Originally Posted by sunchaser
Many of us have steered away from DDs for valid reasons. Namely, there are better options available once into newer boats. By the late 1990s DD's two stroke were replaced with Series 60s or other brands due to fuel costs and environmental reasons.
That said, if you are pursuing a pre 1990 vessel there are so many DDs around still that your vessel engine choices can be limited. Therefore follow Ski's and other's advice on mechanically checking out the 4-71s. To replace those engines with something newer would be way too costly.
Not quoting you to disagree specifically, just expanding on the idea.
Most of the "problems" associated with DDs happened in the 80s when there was a market for faster sportfish but not an engine that was ideal for the task.
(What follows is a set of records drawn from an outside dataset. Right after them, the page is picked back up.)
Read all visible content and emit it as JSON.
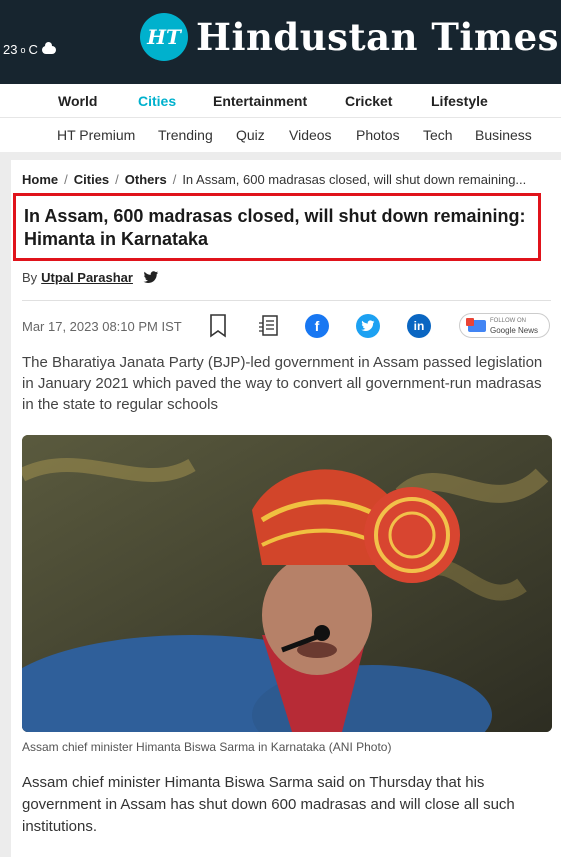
{
  "weather": {
    "temp": "23",
    "unit": "C"
  },
  "brand": {
    "logo_mark": "HT",
    "name": "Hindustan Times"
  },
  "nav_primary": [
    {
      "label": "World",
      "active": false
    },
    {
      "label": "Cities",
      "active": true
    },
    {
      "label": "Entertainment",
      "active": false
    },
    {
      "label": "Cricket",
      "active": false
    },
    {
      "label": "Lifestyle",
      "active": false
    }
  ],
  "nav_secondary": [
    "HT Premium",
    "Trending",
    "Quiz",
    "Videos",
    "Photos",
    "Tech",
    "Business"
  ],
  "breadcrumb": {
    "home": "Home",
    "cities": "Cities",
    "others": "Others",
    "current": "In Assam, 600 madrasas closed, will shut down remaining..."
  },
  "article": {
    "headline": "In Assam, 600 madrasas closed, will shut down remaining: Himanta in Karnataka",
    "by": "By",
    "author": "Utpal Parashar",
    "date": "Mar 17, 2023 08:10 PM IST",
    "summary": "The Bharatiya Janata Party (BJP)-led government in Assam passed legislation in January 2021 which paved the way to convert all government-run madrasas in the state to regular schools",
    "caption": "Assam chief minister Himanta Biswa Sarma in Karnataka (ANI Photo)",
    "body": "Assam chief minister Himanta Biswa Sarma said on Thursday that his government in Assam has shut down 600 madrasas and will close all such institutions."
  },
  "share": {
    "facebook_glyph": "f",
    "linkedin_glyph": "in",
    "google_news_small": "FOLLOW ON",
    "google_news_label": "Google News"
  },
  "colors": {
    "topbar": "#17252f",
    "accent": "#00b1cd",
    "highlight_box": "#e0131b"
  }
}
TIA Detroits putting out more than double the hp of their naturally aspirated cousins used a LOT of fuel and didn't last long.
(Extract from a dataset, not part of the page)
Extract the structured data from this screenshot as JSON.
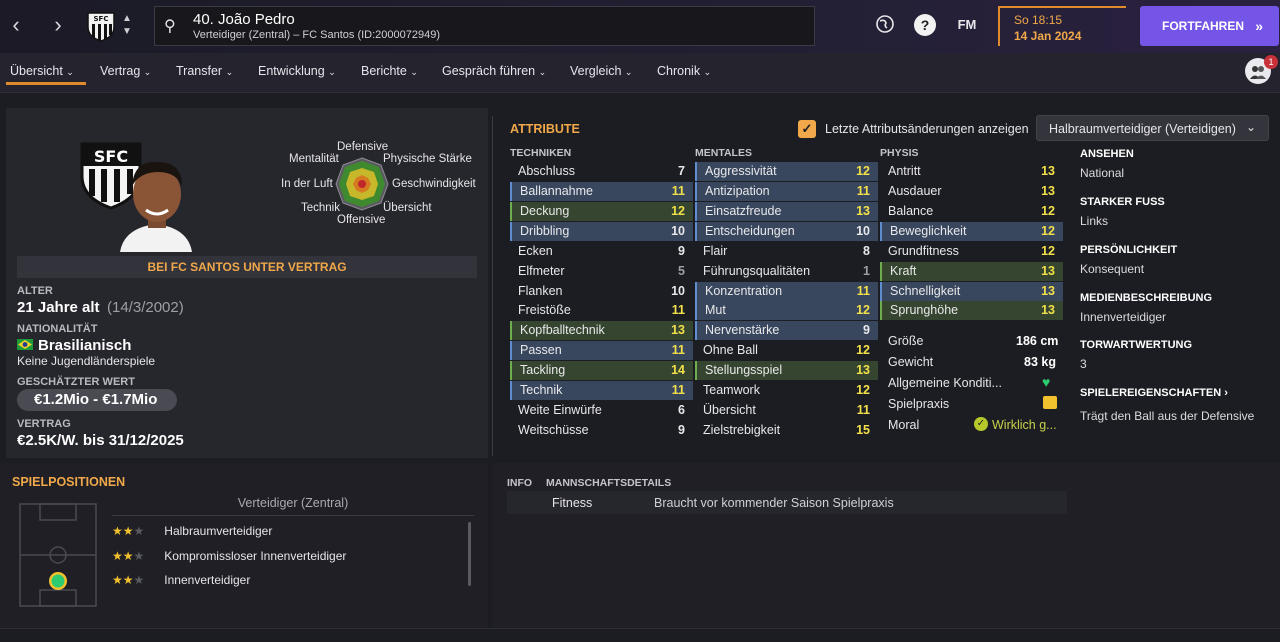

The EPA effectively killed 2 strokes, and that included the Detroit 71 series.
For trawler uses, I'd put a natural Detroit running 1200rpm up against any 4 stroke out there, for both fuel economy and longevity, with no hesitation.
Go to full cruise, and absolutely Detroits get thirsty. At hull speed they are surprisingly economical. And every shade tree mechanic on the planet is familiar with them.
They were introduced in the late 1930s. They powered landing craft on D-Day. The US Navy uses the 71 series to this day in generator applications. A Detroit that's running before the atomic apocalypse will still be running afterwards. They are not the quietest or the cleanest of engines, but they are closer to bulletproof than anything developed before or since.
Also, its a common old fisherman's tale that nothing raises fish like Detroits. We've found it to be true...